- Task requirements -
The lines you return should be those containing the string "target", taken from the data below.

[Excerpts from an interface dataset]
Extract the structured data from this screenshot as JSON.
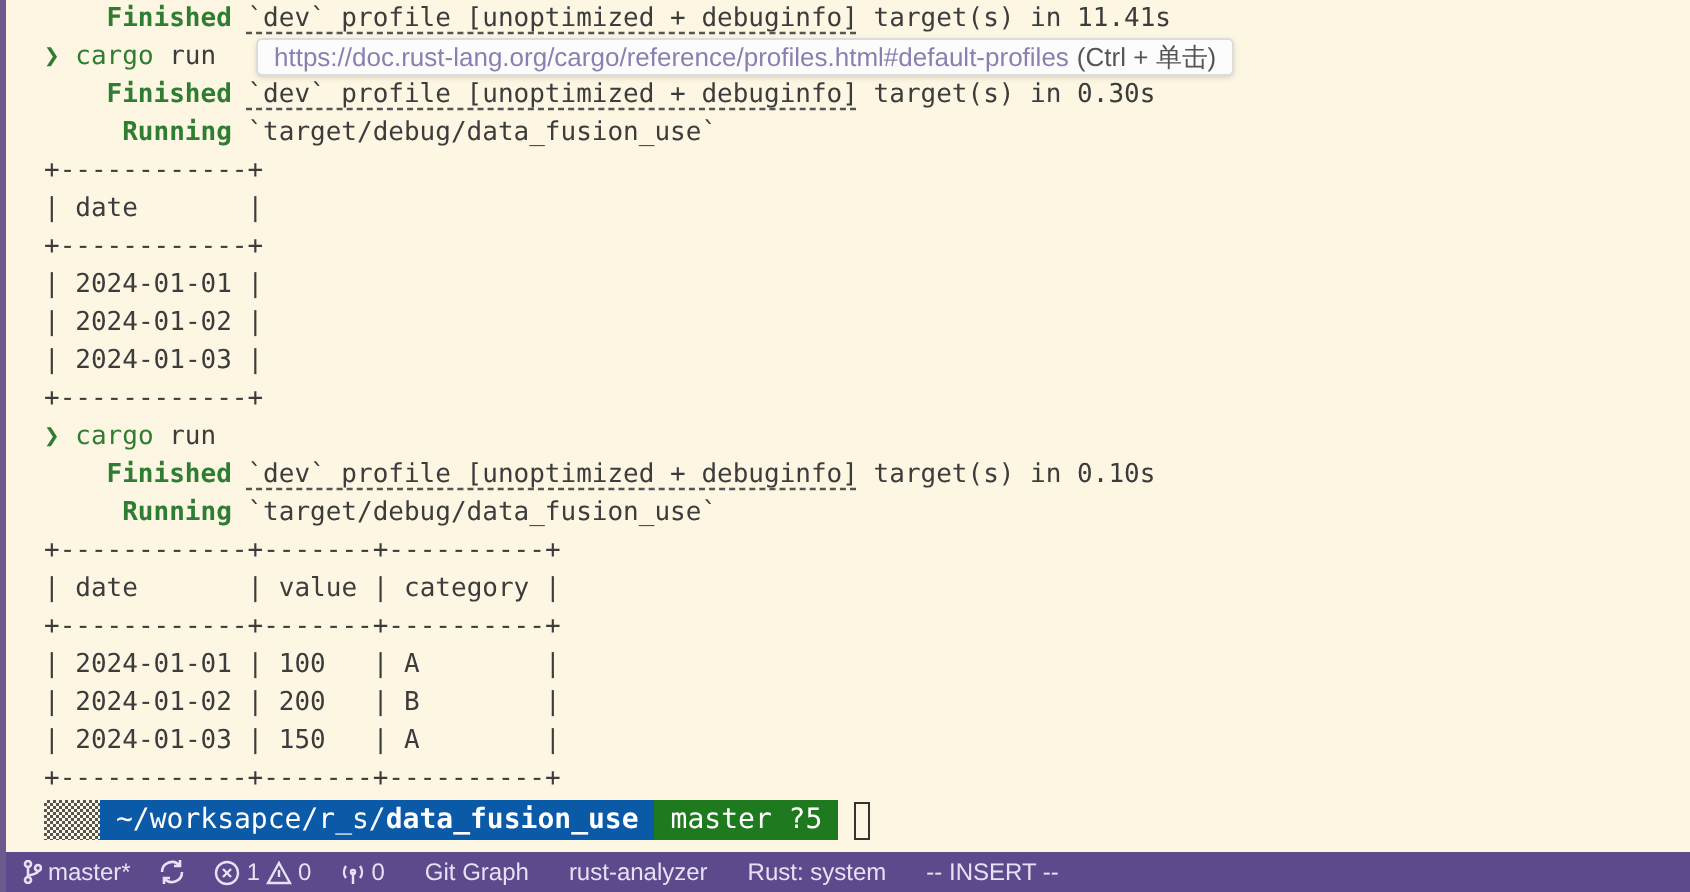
{
  "terminal": {
    "lines": [
      {
        "kind": "status",
        "label": "Finished",
        "link": "`dev` profile [unoptimized + debuginfo]",
        "text": " target(s) in 11.41s"
      },
      {
        "kind": "prompt",
        "symbol": "❯",
        "command": "cargo",
        "args": "run"
      },
      {
        "kind": "status",
        "label": "Finished",
        "link": "`dev` profile [unoptimized + debuginfo]",
        "text": " target(s) in 0.30s"
      },
      {
        "kind": "status",
        "label": "Running",
        "text": "`target/debug/data_fusion_use`"
      },
      {
        "kind": "text",
        "text": "+------------+"
      },
      {
        "kind": "text",
        "text": "| date       |"
      },
      {
        "kind": "text",
        "text": "+------------+"
      },
      {
        "kind": "text",
        "text": "| 2024-01-01 |"
      },
      {
        "kind": "text",
        "text": "| 2024-01-02 |"
      },
      {
        "kind": "text",
        "text": "| 2024-01-03 |"
      },
      {
        "kind": "text",
        "text": "+------------+"
      },
      {
        "kind": "prompt",
        "symbol": "❯",
        "command": "cargo",
        "args": "run"
      },
      {
        "kind": "status",
        "label": "Finished",
        "link": "`dev` profile [unoptimized + debuginfo]",
        "text": " target(s) in 0.10s"
      },
      {
        "kind": "status",
        "label": "Running",
        "text": "`target/debug/data_fusion_use`"
      },
      {
        "kind": "text",
        "text": "+------------+-------+----------+"
      },
      {
        "kind": "text",
        "text": "| date       | value | category |"
      },
      {
        "kind": "text",
        "text": "+------------+-------+----------+"
      },
      {
        "kind": "text",
        "text": "| 2024-01-01 | 100   | A        |"
      },
      {
        "kind": "text",
        "text": "| 2024-01-02 | 200   | B        |"
      },
      {
        "kind": "text",
        "text": "| 2024-01-03 | 150   | A        |"
      },
      {
        "kind": "text",
        "text": "+------------+-------+----------+"
      }
    ],
    "prompt": {
      "path": "~/worksapce/r_s/",
      "dir": "data_fusion_use",
      "git": "master ?5"
    }
  },
  "tooltip": {
    "url": "https://doc.rust-lang.org/cargo/reference/profiles.html#default-profiles",
    "hint": "(Ctrl + 单击)"
  },
  "status_bar": {
    "branch": "master*",
    "errors": "1",
    "warnings": "0",
    "ports": "0",
    "items": [
      "Git Graph",
      "rust-analyzer",
      "Rust: system",
      "-- INSERT --"
    ]
  }
}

- Exercise answer -
        "text": " target(s) in 11.41s"
        "text": " target(s) in 0.30s"
        "text": "`target/debug/data_fusion_use`"
        "text": " target(s) in 0.10s"
        "text": "`target/debug/data_fusion_use`"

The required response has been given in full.